*The Fabric of the Cosmos*, by Brian Green, is a very enjoyable book about the Physics of the universe.

The author, Professor of Physics and
Mathematics at Columbia University, knows a lot about Physics and
also knows how to explain it. The first 75 pages have been a
pleasure to read and I am looking forward to the remaining 450.

But – dare I say? – I believe I
have spotted a mistake in what he wrote.

On page 73, Green says:

*Things that are more massive and less distant exert a greater gravitational influence, but the gravitational field you feel represents the combined influence of the matter that’s out there.*

^{20}

This makes sense, because the
gravitational force, which is proportional to the amount of matter,
is inversely proportional to the square of the distance. Therefore,
while large and close bodies exert a lot of pull, the influence only
goes down to zero at infinity (i.e., nowhere).

But then, in endnote 20 of that
chapter, he explains:

*One qualification here is that objects which are so distant that there hasn’t been enough time since the beginning of the universe for their light – or gravitational influence – to yet reach us have no impact on the gravity field.*

WAIT A MINUTE! Where should such
matter come from? All the matter of the universe comes from the Big
Bang and got to where it is now by moving away from a single point at
speeds lower than the speed of light (obviously). Then, light and
gravitational influence certainly have had enough time to reach us.
Or not?

To put it in a different way, if the
radius of the universe is given by c times T, where c is the speed of
light and T is the age of the universe, there cannot be matter
outside that radius.

I find it hard to believe that Green
made such a mistake. And yet, I don’t see any fault in my
reasoning. If you do, please explain it to me!

I am adding the
following part on 2014-04-09.

I was wrong. But
I believe that Green was still not right.

Imagine that we
live in a mono-dimensional but limited universe. You can visualise
it as an expanding circle that started with radius zero at the time
of the Big Bang. All points on the circumference move away from each
other. We are on a point of the circumference and no point on the
circle is in any way different from any the others. Normally, to
explain the expansion of the universe, the two-dimensional model is
used, in which the universe is the surface of an expanding balloon.
I prefer to use a circle because it is easier and we can understand
what happens without unnecessary additional dimensions.

As we explore the
universe with ever more powerful telescopes, we look at other points
on the circumference that are further and further away from us. This
means that, like in our real three-dimensional universe (if you
believe that it is, indeed, real ;-), we see events that occurred
deeper and deeper in the past. Note that the light moves on the
circle, as that is the only dimension that universe has, exactly as
in our real universe the light moves through three-dimensional space.

Now, as the
universe expands, the radius of the circle grows.

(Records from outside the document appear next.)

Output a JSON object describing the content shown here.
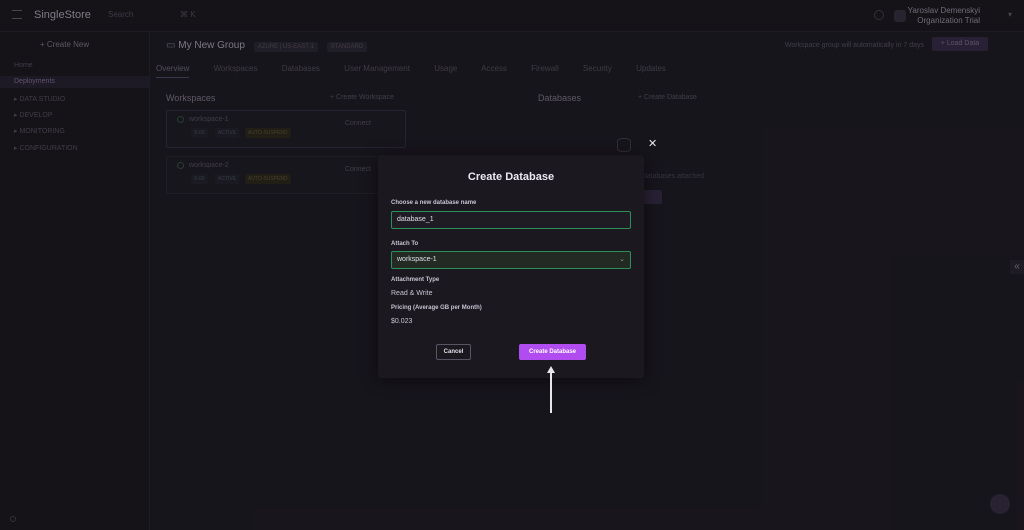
{
  "topbar": {
    "logo": "SingleStore",
    "search": "Search",
    "shortcut": "⌘ K",
    "user_name": "Yaroslav Demenskyi",
    "user_org": "Organization Trial"
  },
  "sidebar": {
    "create_new": "+ Create New",
    "items": [
      {
        "label": "Home"
      },
      {
        "label": "Deployments"
      },
      {
        "label": "▸ DATA STUDIO"
      },
      {
        "label": "▸ DEVELOP"
      },
      {
        "label": "▸ MONITORING"
      },
      {
        "label": "▸ CONFIGURATION"
      }
    ]
  },
  "main": {
    "group_title": "My New Group",
    "badges": [
      "AZURE | US-EAST-1",
      "STANDARD"
    ],
    "notice": "Workspace group will automatically in 7 days",
    "load_data": "+ Load Data",
    "tabs": [
      "Overview",
      "Workspaces",
      "Databases",
      "User Management",
      "Usage",
      "Access",
      "Firewall",
      "Security",
      "Updates"
    ],
    "workspaces_heading": "Workspaces",
    "create_workspace": "+ Create Workspace",
    "databases_heading": "Databases",
    "create_database_link": "+ Create Database",
    "workspace_cards": [
      {
        "name": "workspace-1",
        "chips": [
          "S-00",
          "ACTIVE",
          "AUTO-SUSPEND"
        ],
        "connect": "Connect"
      },
      {
        "name": "workspace-2",
        "chips": [
          "S-00",
          "ACTIVE",
          "AUTO-SUSPEND"
        ],
        "connect": "Connect"
      }
    ],
    "db_empty_text": "No databases attached"
  },
  "modal": {
    "title": "Create Database",
    "name_label": "Choose a new database name",
    "name_value": "database_1",
    "attach_label": "Attach To",
    "attach_value": "workspace-1",
    "type_label": "Attachment Type",
    "type_value": "Read & Write",
    "pricing_label": "Pricing (Average GB per Month)",
    "pricing_value": "$0.023",
    "cancel": "Cancel",
    "create": "Create Database",
    "close": "✕"
  },
  "colors": {
    "accent": "#b04cf0",
    "field_border": "#2f8f5b",
    "annotation_arrow": "#e8e6ea"
  }
}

The light of a
distant galaxy is red-shifted because of the expansion of the
circumference, which moves that galaxy away from us. That is, the
red-shift depends on how quickly the location of the galaxy and our
location come apart, not directly on the fact that the radius grows.

If the radius has
grown since the Big Bang with average speed ‘S’ (regardless of
what units is used to measure the variation of distance over time),
its length is now ST (by the definition of average speed!), where T
is the age of the universe (or 13.8 Gy). The length of the
circumference is therefore 2ΠST.
Now, how long does it take to the light emitted from the farthest
point (i.e., diametrically opposite to us or, more dramatically said,
from the other end of the universe) to reach us? Obviously, ΠST/c.

Now
the key question is: how does ΠST/c compares with T?

If
ΠST/c > T or, more simply, S > c/Π, there are parts of the
universe that we cannot possibly see regardless of how good our
telescopes are, because the light from those parts takes longer than
the age of the universe to reach us.

In fact, if there
are such parts, we will never be able to see them, because the rate
of expansion of the universe is increasing (for which Perlmutter,
Schmidt, and Riess won the Nobel prize in Physics in 2011).
Therefore, S (being the average rate of expansion) is also
increasing, and will remain greater than
c/Π.

So,
in fact, when Green states that there exist

*objects which are so distant that there hasn’t been enough time since the beginning of the universe for their light – or gravitational influence – to yet reach us*, he is correct (and I was wrong). But only if S > c/Π, because if the inequality is not verified, we can see the whole universe and I was right. That said, even if S > c/Π, Green is still partially wrong because he says*yet*. As the universe expands faster and faster, if the the light from certain objects requires now longer than T, it will always require longer than T.
Am
I wrong in some other way? :-)

And
what value has S, the average rate of expansion of the universe since
the Big Bang? I have to think about that...